Ergonomic Evolution is owned and operated by Colorado native Nick McElhiney CEAS. Nick has been conducting ergonomic evaluations and consultations for the past 12 years. Nick has 9 years of experience in machine design with an emphasis on Human Factors, he then moved into the contract furniture industry where he focused on ergonomic design and proper usage of ergonomic equipment and furniture. Nick has a degree in Mechanical Engineering from Denver Technical Institute (1994) and is a Certified Ergonomic Assessment Specialist - (CEAS) from the Back School of Atlanta and has participated in hands-on ergonomic training around the country and Europe.

Special thanks to Linda Miller from EWI Works for contributing to this article.

Linda Miller (OT [D], OTD, MEDes, CCPE, CPE) is President/Occupational Therapist and Certified Ergonomist at EWI Works.

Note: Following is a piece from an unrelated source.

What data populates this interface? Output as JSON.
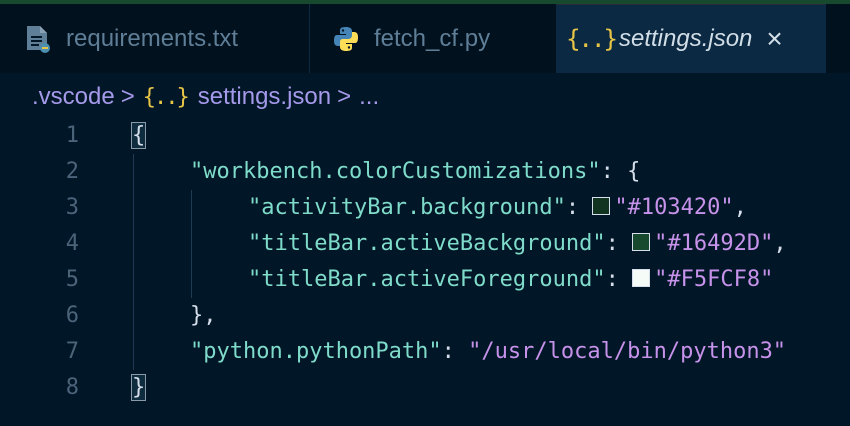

Linda established EWI Works in 1991 & has extensive experience in large-scale ergonomic projects involving consulting and training. Industries include government, healthcare, utilities, forestry, mining and manufacturing. For two decades, she has presented at health & safety conferences & teaches at the University of Alberta.

Look for the ability to adjust for height, forward tilt, seat pan and back angle so that you can properly achieve open trunk posture.